The lines to return are those below that contain the word "caixa".

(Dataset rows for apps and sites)
- - - - - - -

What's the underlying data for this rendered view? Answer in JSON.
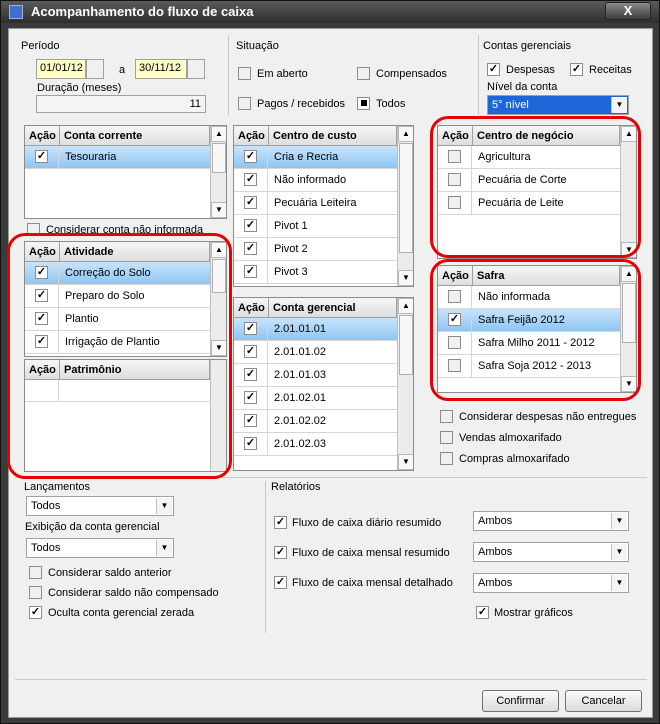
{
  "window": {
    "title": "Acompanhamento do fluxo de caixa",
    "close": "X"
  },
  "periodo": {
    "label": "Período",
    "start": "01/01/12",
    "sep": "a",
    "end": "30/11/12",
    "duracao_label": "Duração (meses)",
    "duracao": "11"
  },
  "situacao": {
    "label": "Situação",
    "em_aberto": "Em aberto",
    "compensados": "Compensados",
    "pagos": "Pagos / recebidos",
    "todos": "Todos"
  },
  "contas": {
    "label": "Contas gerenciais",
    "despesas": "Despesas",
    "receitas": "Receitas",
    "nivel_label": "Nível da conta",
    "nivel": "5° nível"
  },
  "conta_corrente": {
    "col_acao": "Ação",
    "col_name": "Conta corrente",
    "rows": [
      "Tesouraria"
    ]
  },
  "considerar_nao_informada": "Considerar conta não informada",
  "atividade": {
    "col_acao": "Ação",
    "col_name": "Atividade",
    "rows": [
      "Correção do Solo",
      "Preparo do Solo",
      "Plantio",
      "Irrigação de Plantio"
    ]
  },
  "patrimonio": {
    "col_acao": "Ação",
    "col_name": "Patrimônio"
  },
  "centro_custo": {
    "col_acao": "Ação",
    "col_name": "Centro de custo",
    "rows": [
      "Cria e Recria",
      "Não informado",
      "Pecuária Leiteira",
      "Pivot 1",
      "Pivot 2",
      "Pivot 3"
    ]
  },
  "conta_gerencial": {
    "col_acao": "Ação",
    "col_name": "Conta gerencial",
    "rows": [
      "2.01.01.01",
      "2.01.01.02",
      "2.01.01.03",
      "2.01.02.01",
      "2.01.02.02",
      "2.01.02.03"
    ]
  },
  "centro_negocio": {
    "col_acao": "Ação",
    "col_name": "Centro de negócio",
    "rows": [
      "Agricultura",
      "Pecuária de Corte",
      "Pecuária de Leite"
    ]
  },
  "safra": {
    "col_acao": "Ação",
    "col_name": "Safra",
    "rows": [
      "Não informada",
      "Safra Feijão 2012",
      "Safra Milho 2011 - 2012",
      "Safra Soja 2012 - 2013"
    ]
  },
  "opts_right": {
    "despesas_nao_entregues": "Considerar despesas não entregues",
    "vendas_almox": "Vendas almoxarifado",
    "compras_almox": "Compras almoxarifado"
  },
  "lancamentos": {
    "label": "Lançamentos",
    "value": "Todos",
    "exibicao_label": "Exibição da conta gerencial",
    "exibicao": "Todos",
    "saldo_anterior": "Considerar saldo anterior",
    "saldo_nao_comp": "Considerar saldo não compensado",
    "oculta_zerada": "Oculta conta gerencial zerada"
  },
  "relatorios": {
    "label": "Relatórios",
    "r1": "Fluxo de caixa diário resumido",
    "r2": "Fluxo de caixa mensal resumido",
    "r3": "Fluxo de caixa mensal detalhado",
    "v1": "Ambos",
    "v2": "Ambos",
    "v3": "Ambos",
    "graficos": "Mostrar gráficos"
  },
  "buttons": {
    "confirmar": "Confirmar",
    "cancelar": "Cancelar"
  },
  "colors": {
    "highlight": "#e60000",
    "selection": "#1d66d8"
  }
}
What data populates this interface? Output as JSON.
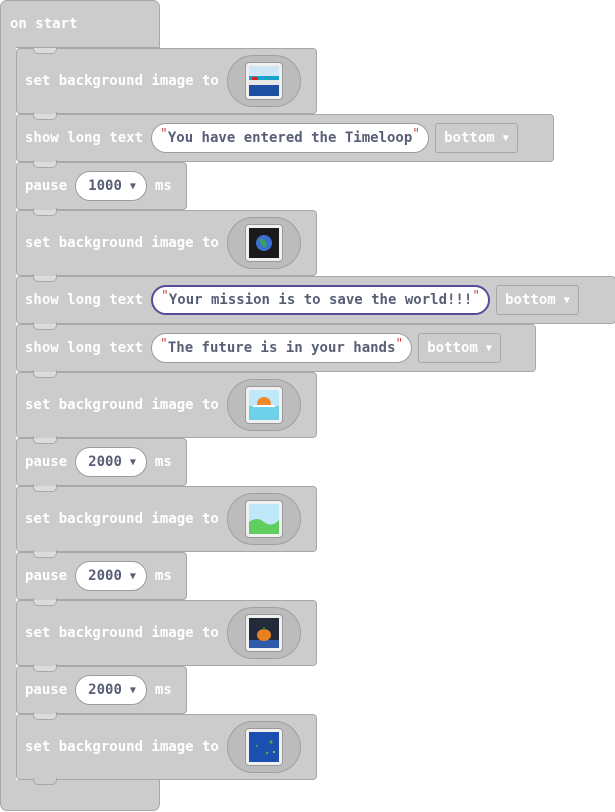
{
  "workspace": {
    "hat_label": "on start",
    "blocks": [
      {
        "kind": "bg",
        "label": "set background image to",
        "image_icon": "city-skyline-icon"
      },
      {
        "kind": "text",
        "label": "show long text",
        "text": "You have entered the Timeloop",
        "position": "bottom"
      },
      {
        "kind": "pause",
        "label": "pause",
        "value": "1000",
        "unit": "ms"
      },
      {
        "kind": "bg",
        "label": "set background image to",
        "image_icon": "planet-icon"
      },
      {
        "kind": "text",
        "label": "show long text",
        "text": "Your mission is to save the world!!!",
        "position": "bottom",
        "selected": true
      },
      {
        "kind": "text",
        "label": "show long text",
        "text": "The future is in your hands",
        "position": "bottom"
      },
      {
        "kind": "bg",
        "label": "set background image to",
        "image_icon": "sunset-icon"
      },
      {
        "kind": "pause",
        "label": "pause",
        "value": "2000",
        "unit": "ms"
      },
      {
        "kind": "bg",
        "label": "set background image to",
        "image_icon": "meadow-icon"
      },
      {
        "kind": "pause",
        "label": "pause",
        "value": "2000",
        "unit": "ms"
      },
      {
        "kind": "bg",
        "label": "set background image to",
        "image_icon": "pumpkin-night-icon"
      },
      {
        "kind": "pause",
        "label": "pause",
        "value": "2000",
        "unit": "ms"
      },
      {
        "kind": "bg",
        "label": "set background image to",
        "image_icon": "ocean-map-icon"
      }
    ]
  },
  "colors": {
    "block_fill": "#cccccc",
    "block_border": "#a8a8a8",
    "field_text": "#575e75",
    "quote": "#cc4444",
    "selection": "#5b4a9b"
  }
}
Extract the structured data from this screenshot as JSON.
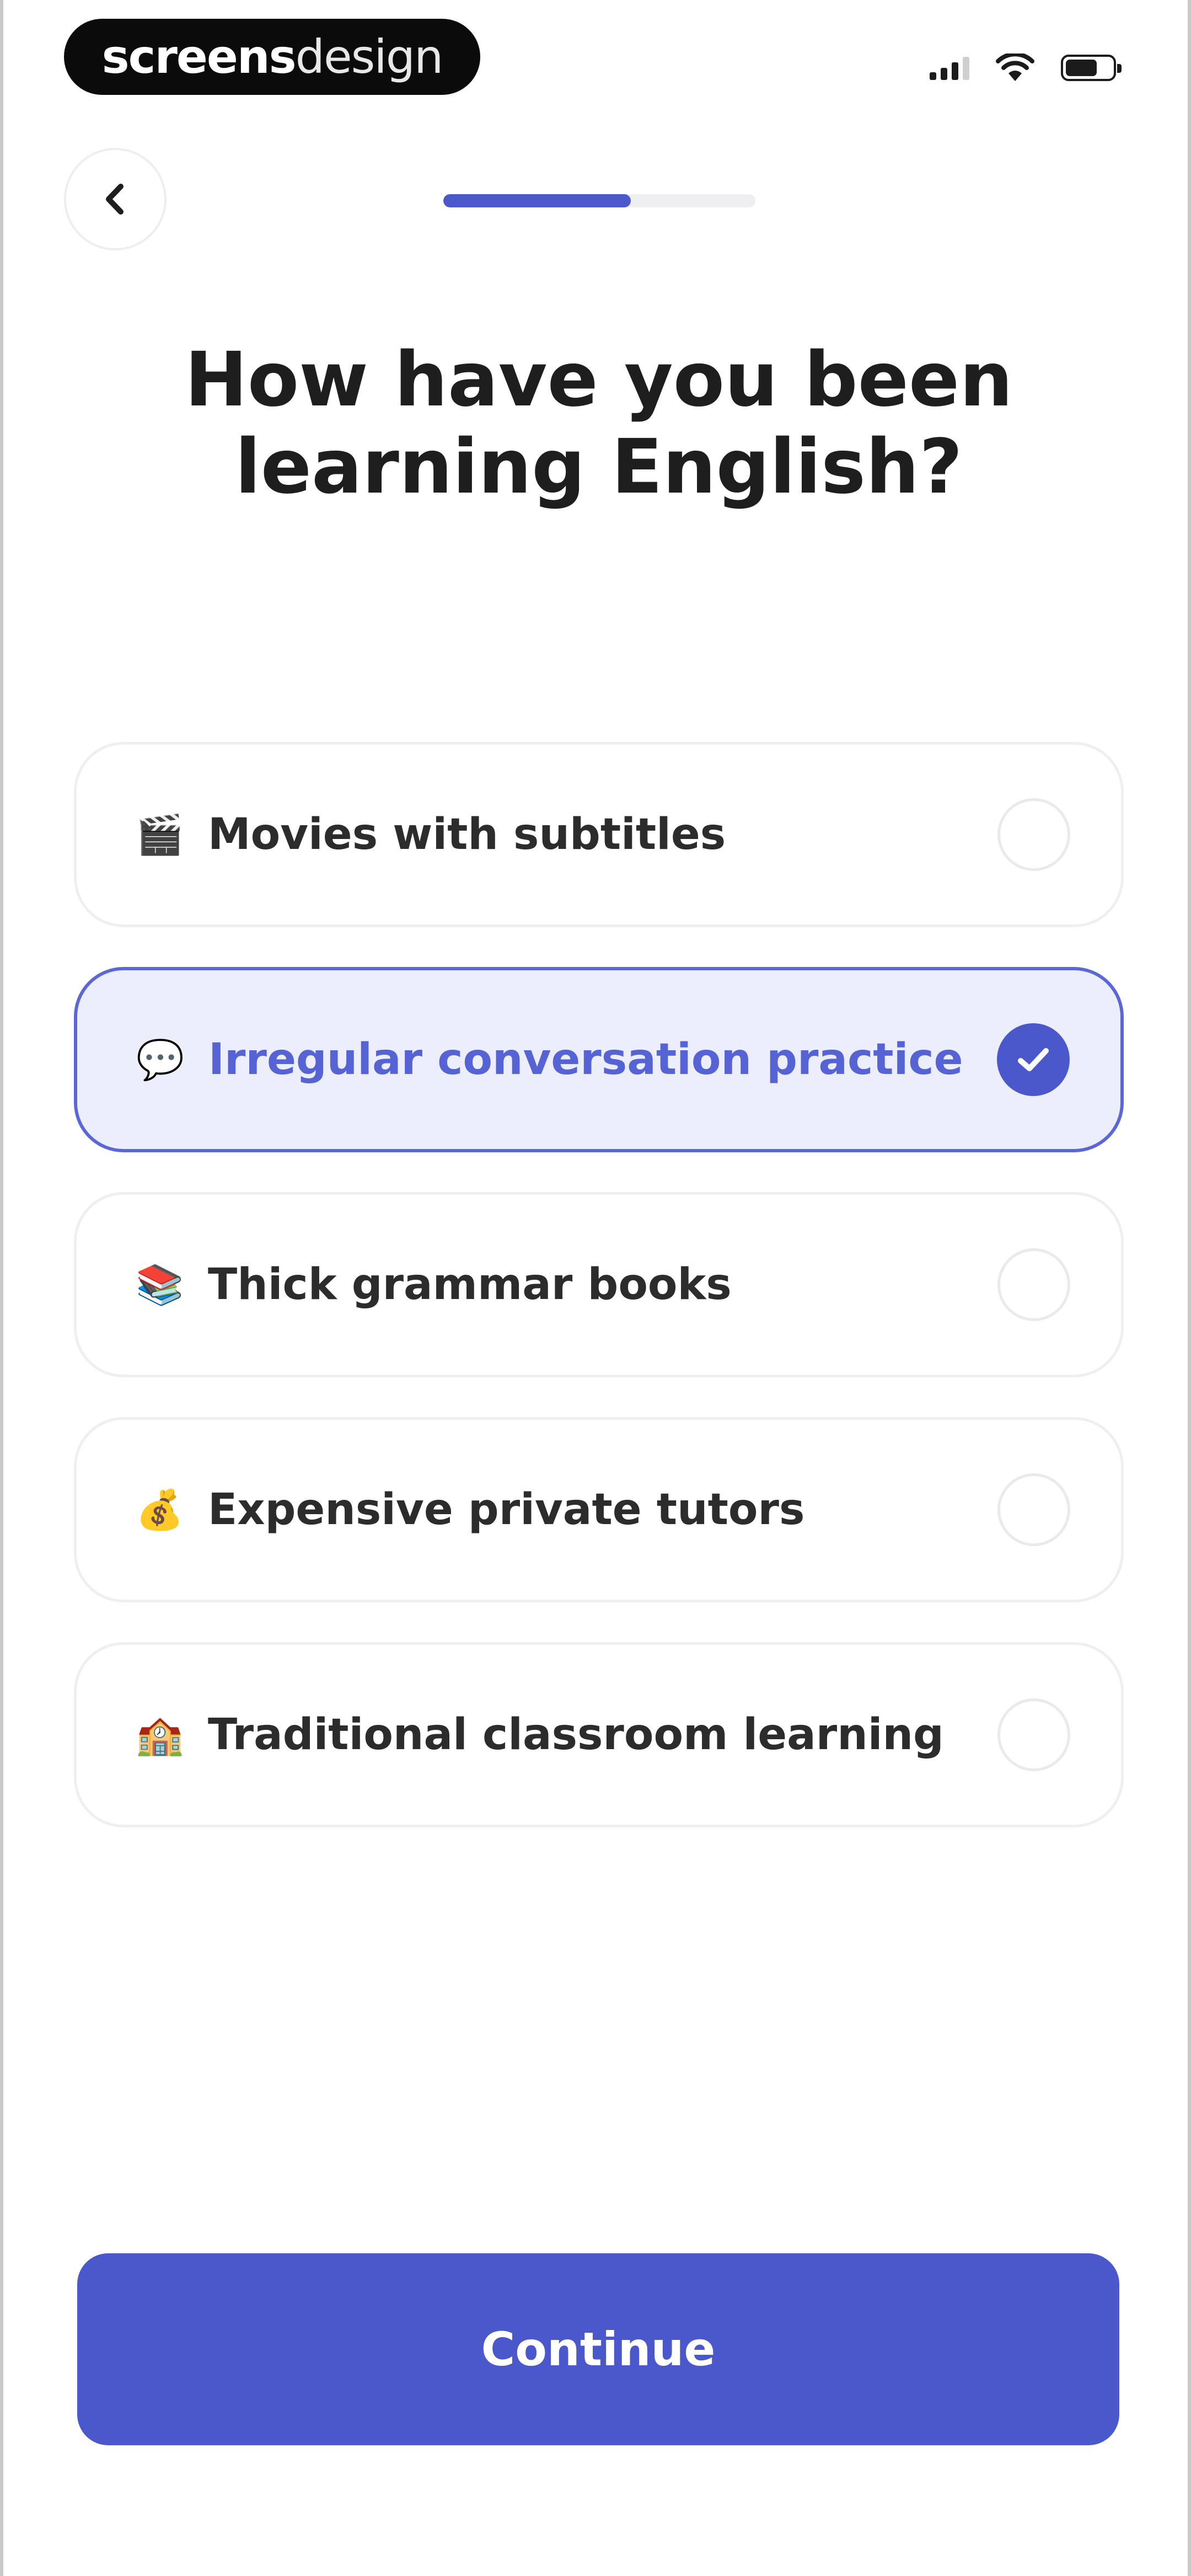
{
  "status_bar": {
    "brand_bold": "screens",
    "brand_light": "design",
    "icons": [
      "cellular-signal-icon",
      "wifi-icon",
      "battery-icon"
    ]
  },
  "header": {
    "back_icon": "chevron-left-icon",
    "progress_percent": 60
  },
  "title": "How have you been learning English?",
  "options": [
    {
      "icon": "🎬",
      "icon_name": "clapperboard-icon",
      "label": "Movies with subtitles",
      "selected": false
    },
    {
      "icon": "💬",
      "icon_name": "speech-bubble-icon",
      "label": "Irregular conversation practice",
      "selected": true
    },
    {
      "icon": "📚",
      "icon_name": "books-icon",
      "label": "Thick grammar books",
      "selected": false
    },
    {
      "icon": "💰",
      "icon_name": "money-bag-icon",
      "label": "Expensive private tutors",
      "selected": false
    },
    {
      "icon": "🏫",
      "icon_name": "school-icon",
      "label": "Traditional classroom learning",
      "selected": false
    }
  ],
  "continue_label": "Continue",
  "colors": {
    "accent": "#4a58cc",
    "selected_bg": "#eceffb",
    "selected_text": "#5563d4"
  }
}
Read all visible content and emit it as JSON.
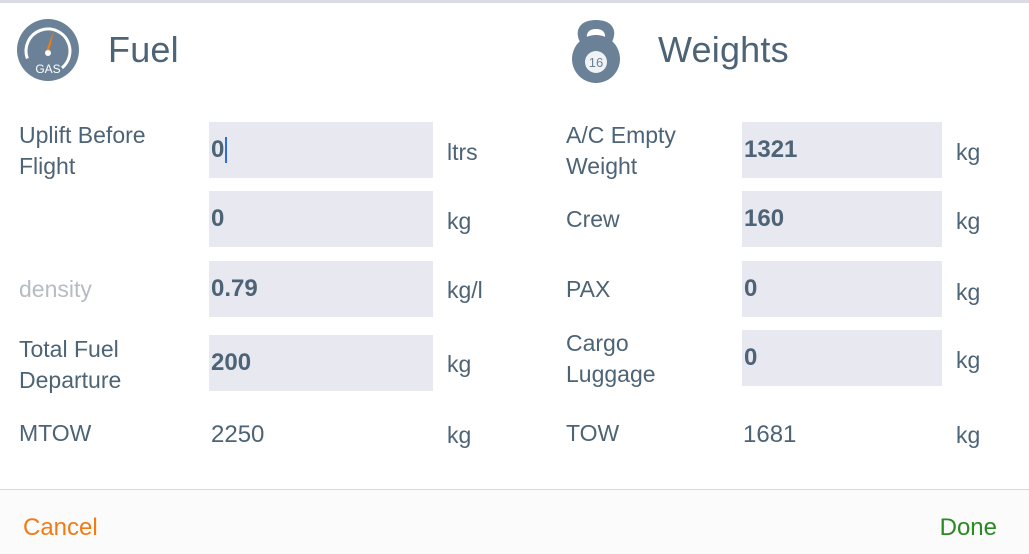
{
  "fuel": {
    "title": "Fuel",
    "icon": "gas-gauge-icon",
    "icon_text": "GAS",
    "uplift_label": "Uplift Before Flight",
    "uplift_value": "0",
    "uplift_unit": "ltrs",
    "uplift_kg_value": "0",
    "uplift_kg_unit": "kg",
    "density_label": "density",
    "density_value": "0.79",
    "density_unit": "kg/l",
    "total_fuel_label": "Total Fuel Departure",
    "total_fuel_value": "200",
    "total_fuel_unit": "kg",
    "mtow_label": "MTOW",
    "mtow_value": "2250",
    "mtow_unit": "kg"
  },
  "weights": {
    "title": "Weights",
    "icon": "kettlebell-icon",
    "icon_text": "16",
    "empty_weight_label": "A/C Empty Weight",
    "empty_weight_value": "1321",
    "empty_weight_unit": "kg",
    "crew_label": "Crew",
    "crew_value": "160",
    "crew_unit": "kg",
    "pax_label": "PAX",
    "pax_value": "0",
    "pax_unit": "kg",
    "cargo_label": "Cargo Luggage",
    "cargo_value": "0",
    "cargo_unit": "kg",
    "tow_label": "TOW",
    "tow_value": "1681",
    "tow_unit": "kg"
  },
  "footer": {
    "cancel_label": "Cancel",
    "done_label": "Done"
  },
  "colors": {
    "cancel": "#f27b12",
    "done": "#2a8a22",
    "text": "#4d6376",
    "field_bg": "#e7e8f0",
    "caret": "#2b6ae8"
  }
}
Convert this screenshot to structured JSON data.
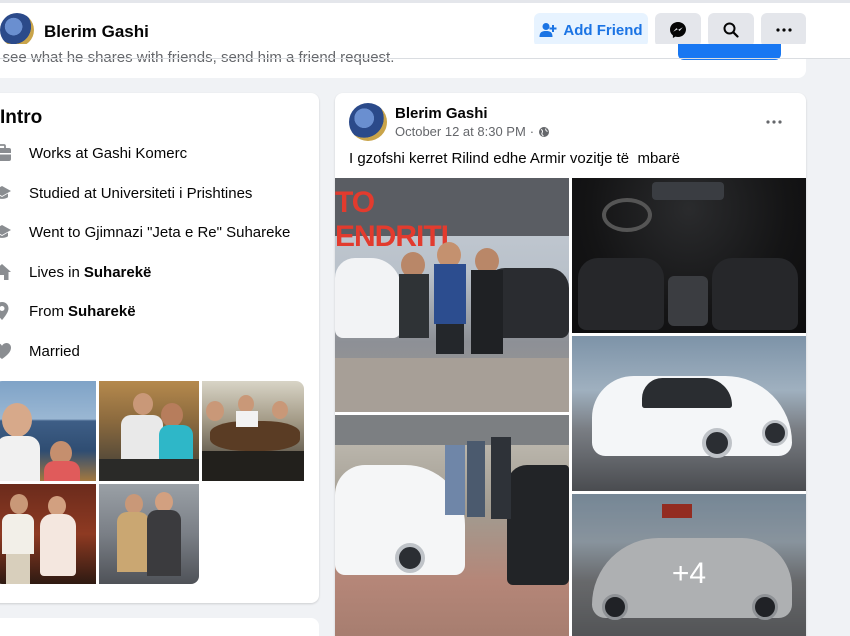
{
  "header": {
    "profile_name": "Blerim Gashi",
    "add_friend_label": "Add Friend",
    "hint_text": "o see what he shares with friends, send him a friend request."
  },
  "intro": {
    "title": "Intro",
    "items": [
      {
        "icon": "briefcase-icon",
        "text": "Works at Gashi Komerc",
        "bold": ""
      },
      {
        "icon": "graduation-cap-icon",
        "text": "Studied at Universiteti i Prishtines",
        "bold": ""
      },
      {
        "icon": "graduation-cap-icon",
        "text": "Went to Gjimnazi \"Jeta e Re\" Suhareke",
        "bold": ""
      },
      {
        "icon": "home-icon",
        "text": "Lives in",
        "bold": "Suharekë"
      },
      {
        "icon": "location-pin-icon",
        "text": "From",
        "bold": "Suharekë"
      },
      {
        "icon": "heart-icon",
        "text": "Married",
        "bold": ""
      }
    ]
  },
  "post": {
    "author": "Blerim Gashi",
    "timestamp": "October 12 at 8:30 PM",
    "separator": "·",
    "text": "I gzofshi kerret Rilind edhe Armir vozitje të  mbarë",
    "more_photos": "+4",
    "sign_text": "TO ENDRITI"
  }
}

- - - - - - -

Problem solution:
    "title": "Acompanhamento do fluxo de caixa",
    "r1": "Fluxo de caixa diário resumido",
    "r2": "Fluxo de caixa mensal resumido",
    "r3": "Fluxo de caixa mensal detalhado",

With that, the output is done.